- **RECORD EXTRACTS**:
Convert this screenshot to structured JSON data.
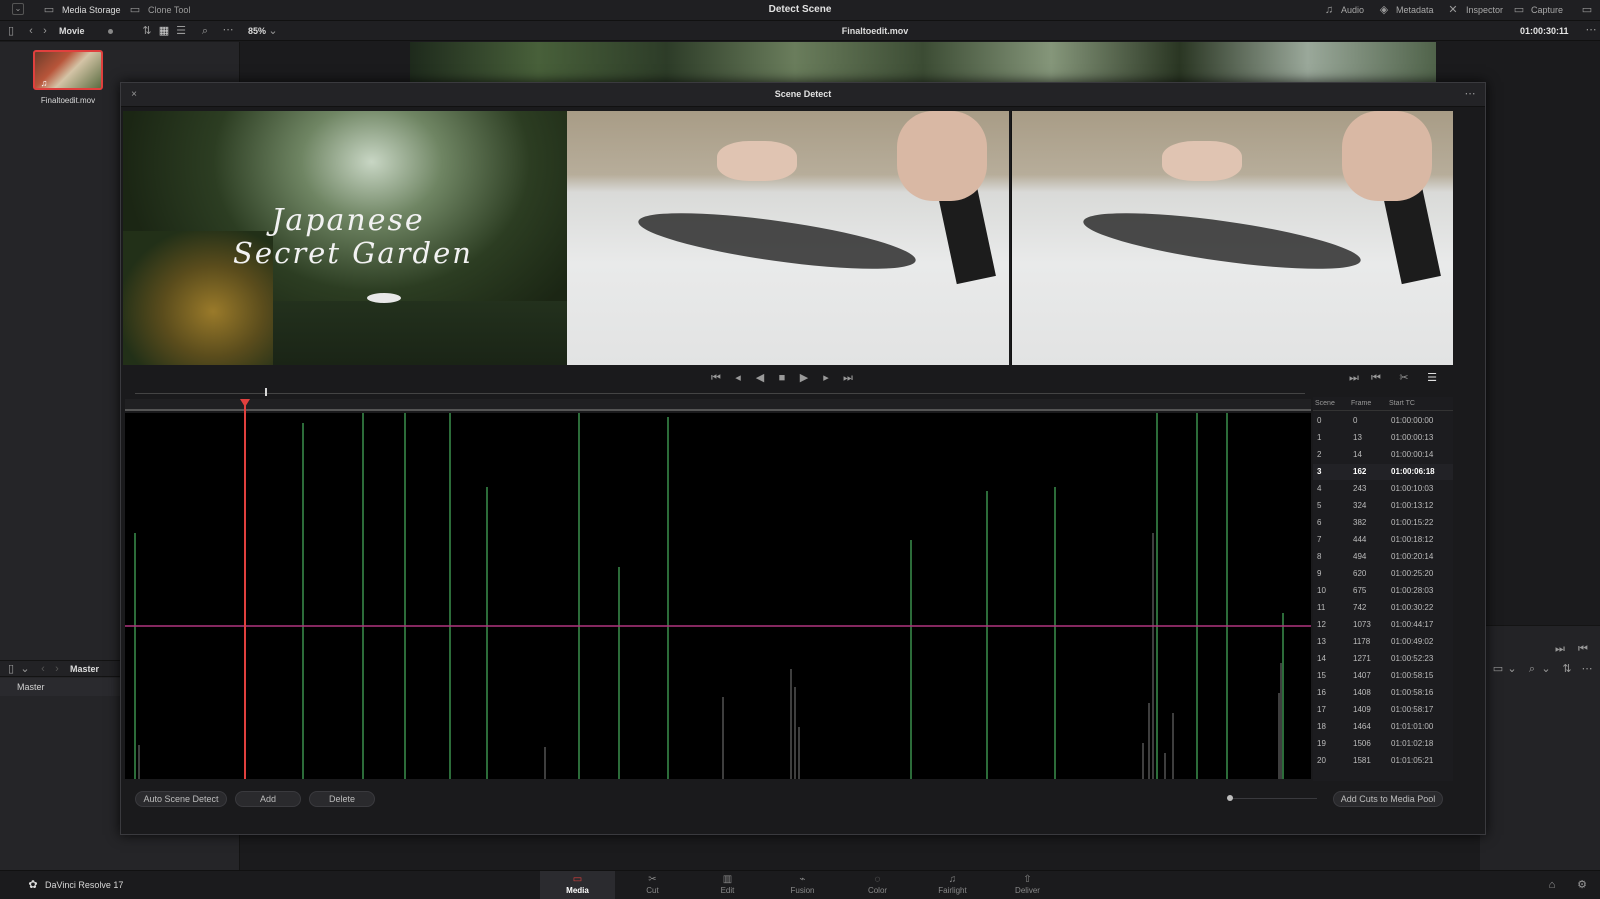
{
  "app_title": "Detect Scene",
  "top_tabs": {
    "media_storage": "Media Storage",
    "clone_tool": "Clone Tool"
  },
  "top_right": {
    "audio": "Audio",
    "metadata": "Metadata",
    "inspector": "Inspector",
    "capture": "Capture"
  },
  "toolbar": {
    "bin_name": "Movie",
    "zoom": "85%",
    "file_name": "Finaltoedit.mov",
    "timecode": "01:00:30:11"
  },
  "media_pool": {
    "clip_name": "Finaltoedit.mov",
    "master_header": "Master",
    "master_item": "Master"
  },
  "dialog": {
    "title": "Scene Detect",
    "overlay_title_line1": "Japanese",
    "overlay_title_line2": "Secret Garden",
    "buttons": {
      "auto_detect": "Auto Scene Detect",
      "add": "Add",
      "delete": "Delete",
      "add_cuts": "Add Cuts to Media Pool"
    },
    "table_headers": {
      "scene": "Scene",
      "frame": "Frame",
      "start_tc": "Start TC"
    },
    "selected_scene_index": 3,
    "scenes": [
      {
        "scene": "0",
        "frame": "0",
        "tc": "01:00:00:00"
      },
      {
        "scene": "1",
        "frame": "13",
        "tc": "01:00:00:13"
      },
      {
        "scene": "2",
        "frame": "14",
        "tc": "01:00:00:14"
      },
      {
        "scene": "3",
        "frame": "162",
        "tc": "01:00:06:18"
      },
      {
        "scene": "4",
        "frame": "243",
        "tc": "01:00:10:03"
      },
      {
        "scene": "5",
        "frame": "324",
        "tc": "01:00:13:12"
      },
      {
        "scene": "6",
        "frame": "382",
        "tc": "01:00:15:22"
      },
      {
        "scene": "7",
        "frame": "444",
        "tc": "01:00:18:12"
      },
      {
        "scene": "8",
        "frame": "494",
        "tc": "01:00:20:14"
      },
      {
        "scene": "9",
        "frame": "620",
        "tc": "01:00:25:20"
      },
      {
        "scene": "10",
        "frame": "675",
        "tc": "01:00:28:03"
      },
      {
        "scene": "11",
        "frame": "742",
        "tc": "01:00:30:22"
      },
      {
        "scene": "12",
        "frame": "1073",
        "tc": "01:00:44:17"
      },
      {
        "scene": "13",
        "frame": "1178",
        "tc": "01:00:49:02"
      },
      {
        "scene": "14",
        "frame": "1271",
        "tc": "01:00:52:23"
      },
      {
        "scene": "15",
        "frame": "1407",
        "tc": "01:00:58:15"
      },
      {
        "scene": "16",
        "frame": "1408",
        "tc": "01:00:58:16"
      },
      {
        "scene": "17",
        "frame": "1409",
        "tc": "01:00:58:17"
      },
      {
        "scene": "18",
        "frame": "1464",
        "tc": "01:01:01:00"
      },
      {
        "scene": "19",
        "frame": "1506",
        "tc": "01:01:02:18"
      },
      {
        "scene": "20",
        "frame": "1581",
        "tc": "01:01:05:21"
      }
    ]
  },
  "bottom": {
    "brand": "DaVinci Resolve 17",
    "pages": [
      "Media",
      "Cut",
      "Edit",
      "Fusion",
      "Color",
      "Fairlight",
      "Deliver"
    ],
    "active_page": "Media"
  },
  "colors": {
    "accent_red": "#e0403e",
    "threshold_line": "#b0357f",
    "peak_green": "#3f9a52"
  }
}
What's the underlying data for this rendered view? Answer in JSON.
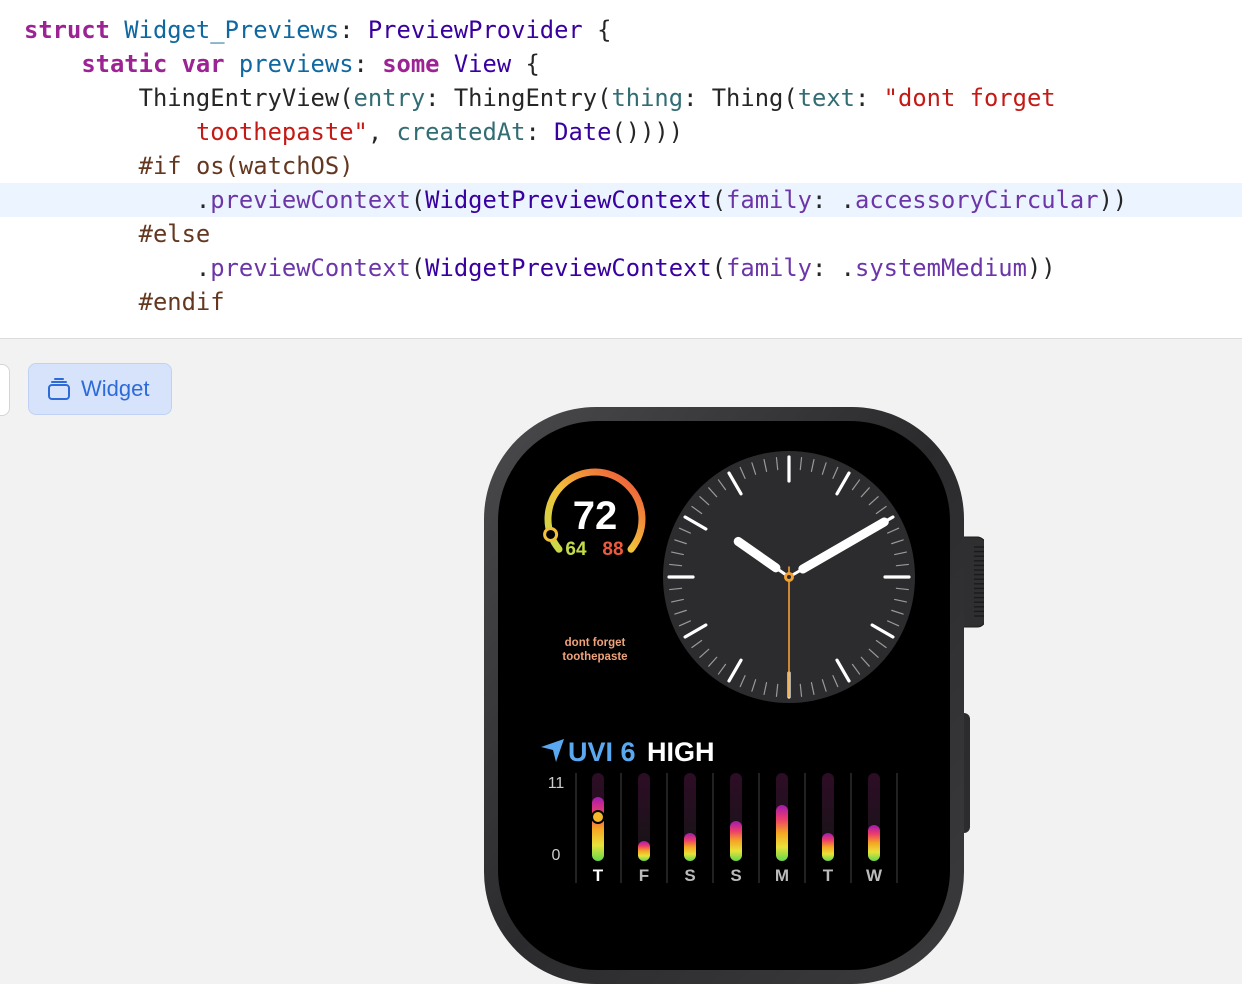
{
  "code": {
    "lines": [
      [
        {
          "t": "struct",
          "c": "kw"
        },
        {
          "t": " "
        },
        {
          "t": "Widget_Previews",
          "c": "decl"
        },
        {
          "t": ": "
        },
        {
          "t": "PreviewProvider",
          "c": "typ"
        },
        {
          "t": " {"
        }
      ],
      [
        {
          "t": "    "
        },
        {
          "t": "static",
          "c": "kw"
        },
        {
          "t": " "
        },
        {
          "t": "var",
          "c": "kw"
        },
        {
          "t": " "
        },
        {
          "t": "previews",
          "c": "decl"
        },
        {
          "t": ": "
        },
        {
          "t": "some",
          "c": "kw"
        },
        {
          "t": " "
        },
        {
          "t": "View",
          "c": "typ"
        },
        {
          "t": " {"
        }
      ],
      [
        {
          "t": "        ThingEntryView("
        },
        {
          "t": "entry",
          "c": "ufn"
        },
        {
          "t": ": ThingEntry("
        },
        {
          "t": "thing",
          "c": "ufn"
        },
        {
          "t": ": Thing("
        },
        {
          "t": "text",
          "c": "ufn"
        },
        {
          "t": ": "
        },
        {
          "t": "\"dont forget",
          "c": "str"
        }
      ],
      [
        {
          "t": "            "
        },
        {
          "t": "toothepaste\"",
          "c": "str"
        },
        {
          "t": ", "
        },
        {
          "t": "createdAt",
          "c": "ufn"
        },
        {
          "t": ": "
        },
        {
          "t": "Date",
          "c": "typ"
        },
        {
          "t": "())))"
        }
      ],
      [
        {
          "t": "        "
        },
        {
          "t": "#if",
          "c": "pre"
        },
        {
          "t": " "
        },
        {
          "t": "os(watchOS)",
          "c": "pre"
        }
      ],
      [
        {
          "t": "            ."
        },
        {
          "t": "previewContext",
          "c": "sym"
        },
        {
          "t": "("
        },
        {
          "t": "WidgetPreviewContext",
          "c": "typ"
        },
        {
          "t": "("
        },
        {
          "t": "family",
          "c": "sym"
        },
        {
          "t": ": ."
        },
        {
          "t": "accessoryCircular",
          "c": "sym"
        },
        {
          "t": "))"
        }
      ],
      [
        {
          "t": "        "
        },
        {
          "t": "#else",
          "c": "pre"
        }
      ],
      [
        {
          "t": "            ."
        },
        {
          "t": "previewContext",
          "c": "sym"
        },
        {
          "t": "("
        },
        {
          "t": "WidgetPreviewContext",
          "c": "typ"
        },
        {
          "t": "("
        },
        {
          "t": "family",
          "c": "sym"
        },
        {
          "t": ": ."
        },
        {
          "t": "systemMedium",
          "c": "sym"
        },
        {
          "t": "))"
        }
      ],
      [
        {
          "t": "        "
        },
        {
          "t": "#endif",
          "c": "pre"
        }
      ]
    ],
    "current_line": 5
  },
  "preview": {
    "widget_button_label": "Widget"
  },
  "watch": {
    "temperature": {
      "current": "72",
      "low": "64",
      "high": "88",
      "position": 0.08
    },
    "widget_text": "dont forget toothepaste",
    "widget_text_lines": [
      "dont forget",
      "toothepaste"
    ],
    "clock": {
      "hour": 10,
      "minute": 10,
      "second": 30
    },
    "uv": {
      "label": "UVI 6",
      "level": "HIGH",
      "axis_max": "11",
      "axis_min": "0",
      "max_value": 11,
      "days": [
        "T",
        "F",
        "S",
        "S",
        "M",
        "T",
        "W"
      ],
      "values": [
        8.0,
        2.5,
        3.5,
        5.0,
        7.0,
        3.5,
        4.5
      ],
      "current_day_index": 0,
      "current_value": 5.5
    },
    "colors": {
      "accent": "#f2a134",
      "uv_blue": "#5aa8f0",
      "low_temp": "#c5dc4a",
      "high_temp": "#ee5a3d",
      "note_text": "#f0a37a"
    }
  }
}
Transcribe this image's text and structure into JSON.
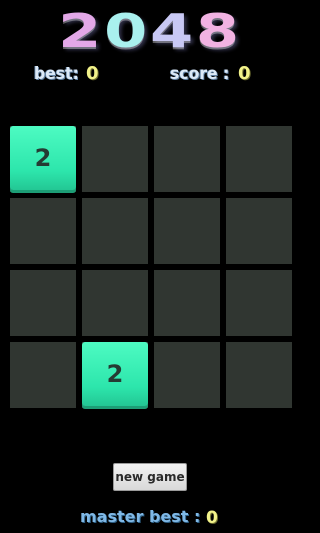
{
  "title": [
    "2",
    "0",
    "4",
    "8"
  ],
  "scores": {
    "best_label": "best:",
    "best_value": "0",
    "score_label": "score :",
    "score_value": "0"
  },
  "board": {
    "rows": 4,
    "cols": 4,
    "tiles": [
      [
        "2",
        "",
        "",
        ""
      ],
      [
        "",
        "",
        "",
        ""
      ],
      [
        "",
        "",
        "",
        ""
      ],
      [
        "",
        "2",
        "",
        ""
      ]
    ]
  },
  "new_game_label": "new game",
  "master": {
    "label": "master best :",
    "value": "0"
  },
  "colors": {
    "background": "#000000",
    "empty_cell": "#303631",
    "tile_2": "#3af0b5",
    "score_value": "#f2f28a"
  }
}
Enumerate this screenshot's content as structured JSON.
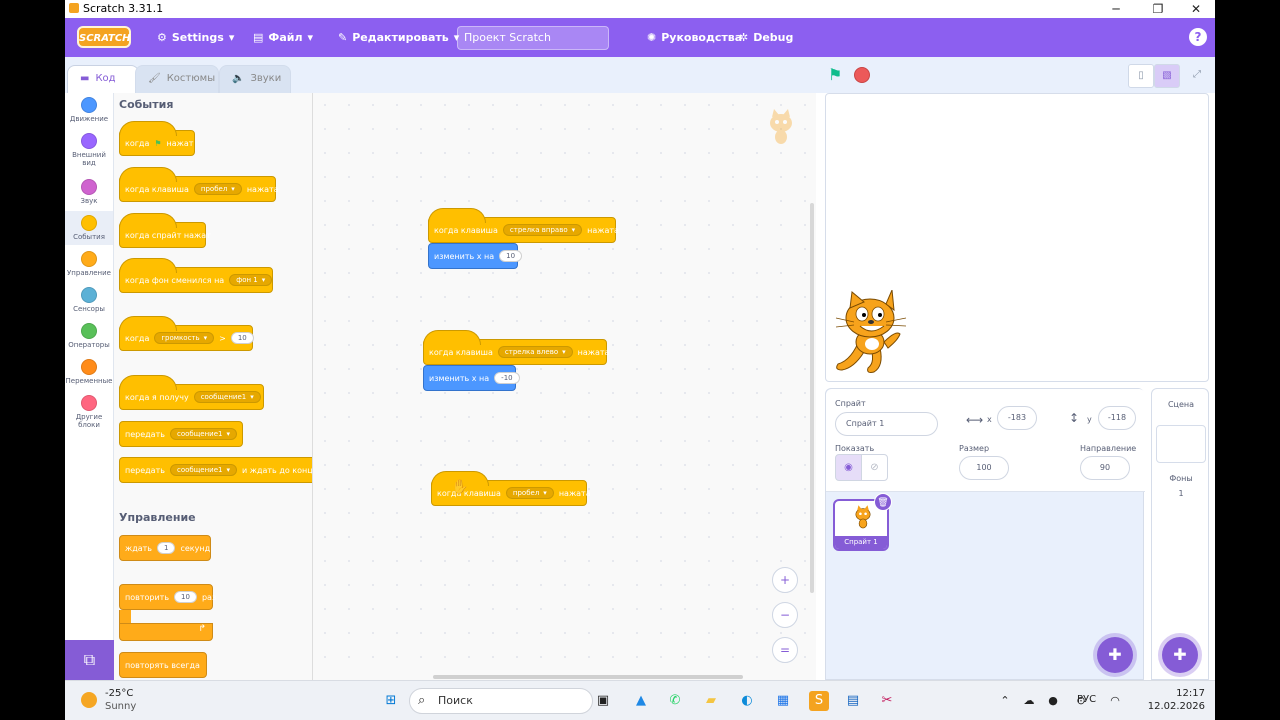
{
  "window": {
    "title": "Scratch 3.31.1",
    "min": "─",
    "max": "❐",
    "close": "✕"
  },
  "menubar": {
    "logo": "SCRATCH",
    "settings": "Settings",
    "file": "Файл",
    "edit": "Редактировать",
    "project_title": "Проект Scratch",
    "tutorials": "Руководства",
    "debug": "Debug",
    "help": "?"
  },
  "tabs": {
    "code": "Код",
    "costumes": "Костюмы",
    "sounds": "Звуки"
  },
  "categories": [
    {
      "label": "Движение",
      "color": "#4c97ff"
    },
    {
      "label": "Внешний вид",
      "color": "#9966ff"
    },
    {
      "label": "Звук",
      "color": "#cf63cf"
    },
    {
      "label": "События",
      "color": "#ffbf00"
    },
    {
      "label": "Управление",
      "color": "#ffab19"
    },
    {
      "label": "Сенсоры",
      "color": "#5cb1d6"
    },
    {
      "label": "Операторы",
      "color": "#59c059"
    },
    {
      "label": "Переменные",
      "color": "#ff8c1a"
    },
    {
      "label": "Другие блоки",
      "color": "#ff6680"
    }
  ],
  "palette": {
    "events_title": "События",
    "control_title": "Управление",
    "when_flag_1": "когда",
    "when_flag_2": "нажат",
    "when_key": "когда клавиша",
    "key_space": "пробел",
    "pressed": "нажата",
    "when_sprite_clicked": "когда спрайт нажат",
    "when_backdrop": "когда фон сменился на",
    "backdrop1": "фон 1",
    "when": "когда",
    "loudness": "громкость",
    "gt": ">",
    "val10": "10",
    "when_receive": "когда я получу",
    "message1": "сообщение1",
    "broadcast": "передать",
    "and_wait": "и ждать до конца",
    "wait": "ждать",
    "one": "1",
    "seconds": "секунд",
    "repeat": "повторить",
    "times": "раз",
    "forever": "повторять всегда"
  },
  "workspace": {
    "script1": {
      "when_key": "когда клавиша",
      "key": "стрелка вправо",
      "pressed": "нажата",
      "change_x": "изменить х на",
      "value": "10"
    },
    "script2": {
      "when_key": "когда клавиша",
      "key": "стрелка влево",
      "pressed": "нажата",
      "change_x": "изменить х на",
      "value": "-10"
    },
    "script3": {
      "when_key": "когда клавиша",
      "key": "пробел",
      "pressed": "нажата"
    },
    "zoom_in": "+",
    "zoom_out": "−",
    "zoom_reset": "="
  },
  "sprite_info": {
    "sprite_label": "Спрайт",
    "sprite_name": "Спрайт 1",
    "x_label": "x",
    "x_value": "-183",
    "y_label": "y",
    "y_value": "-118",
    "show_label": "Показать",
    "size_label": "Размер",
    "size_value": "100",
    "direction_label": "Направление",
    "direction_value": "90"
  },
  "sprite_list": [
    {
      "name": "Спрайт 1"
    }
  ],
  "scene": {
    "title": "Сцена",
    "backdrops_label": "Фоны",
    "backdrops_count": "1"
  },
  "taskbar": {
    "temperature": "-25°C",
    "weather": "Sunny",
    "search": "Поиск",
    "language": "РУС",
    "time": "12:17",
    "date": "12.02.2026"
  },
  "colors": {
    "accent": "#855cd6",
    "menubar": "#8c5ff0",
    "events": "#ffbf00",
    "motion": "#4c97ff",
    "control": "#ffab19"
  }
}
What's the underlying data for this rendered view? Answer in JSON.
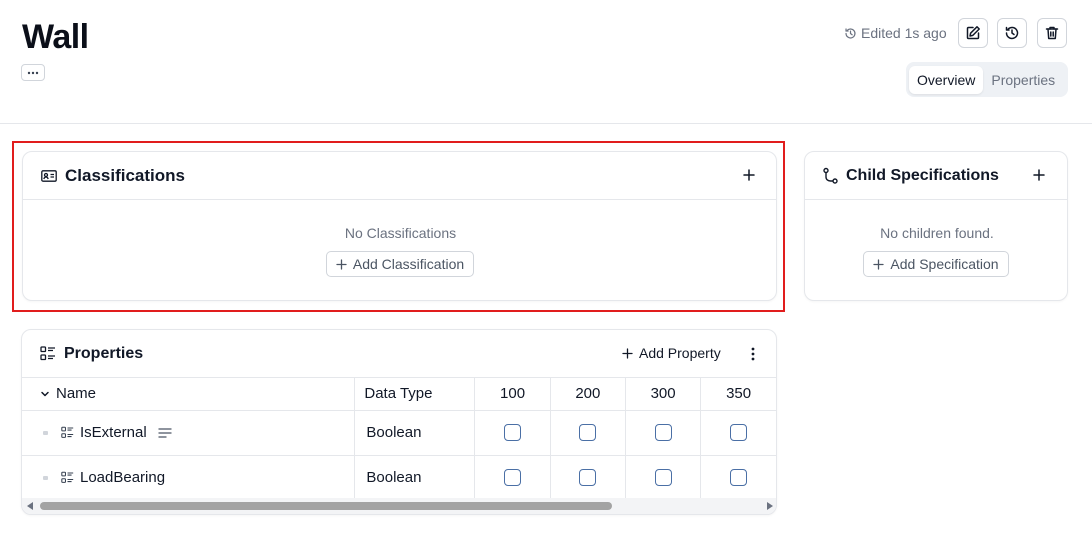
{
  "page": {
    "title": "Wall",
    "edited_text": "Edited 1s ago",
    "tabs": [
      {
        "label": "Overview",
        "active": true
      },
      {
        "label": "Properties",
        "active": false
      }
    ]
  },
  "classifications": {
    "title": "Classifications",
    "empty_text": "No Classifications",
    "add_label": "Add Classification"
  },
  "children": {
    "title": "Child Specifications",
    "empty_text": "No children found.",
    "add_label": "Add Specification"
  },
  "properties": {
    "title": "Properties",
    "add_label": "Add Property",
    "columns": [
      "Name",
      "Data Type",
      "100",
      "200",
      "300",
      "350"
    ],
    "rows": [
      {
        "name": "IsExternal",
        "data_type": "Boolean",
        "has_description": true,
        "checks": [
          false,
          false,
          false,
          false
        ]
      },
      {
        "name": "LoadBearing",
        "data_type": "Boolean",
        "has_description": false,
        "checks": [
          false,
          false,
          false,
          false
        ]
      }
    ]
  },
  "icons": {
    "more": "ellipsis-icon",
    "history": "history-icon",
    "edit": "edit-icon",
    "restore": "restore-icon",
    "delete": "trash-icon",
    "classifications": "id-card-icon",
    "children": "branch-icon",
    "properties": "list-icon"
  },
  "colors": {
    "highlight": "#e11d1d",
    "checkbox_border": "#4a6fa5"
  }
}
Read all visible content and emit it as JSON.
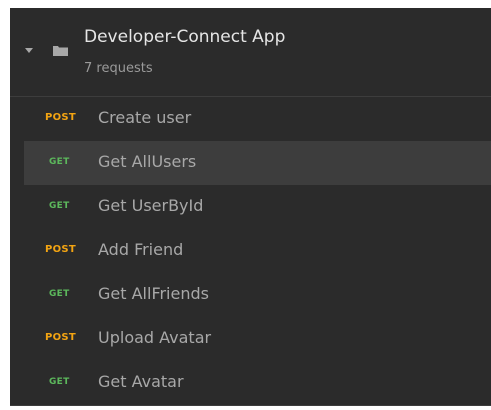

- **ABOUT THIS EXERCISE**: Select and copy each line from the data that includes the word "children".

- **OUTPUT OF THE EXERCISE**:
  "children": {
    "empty_text": "No children found.",
    "children": "branch-icon",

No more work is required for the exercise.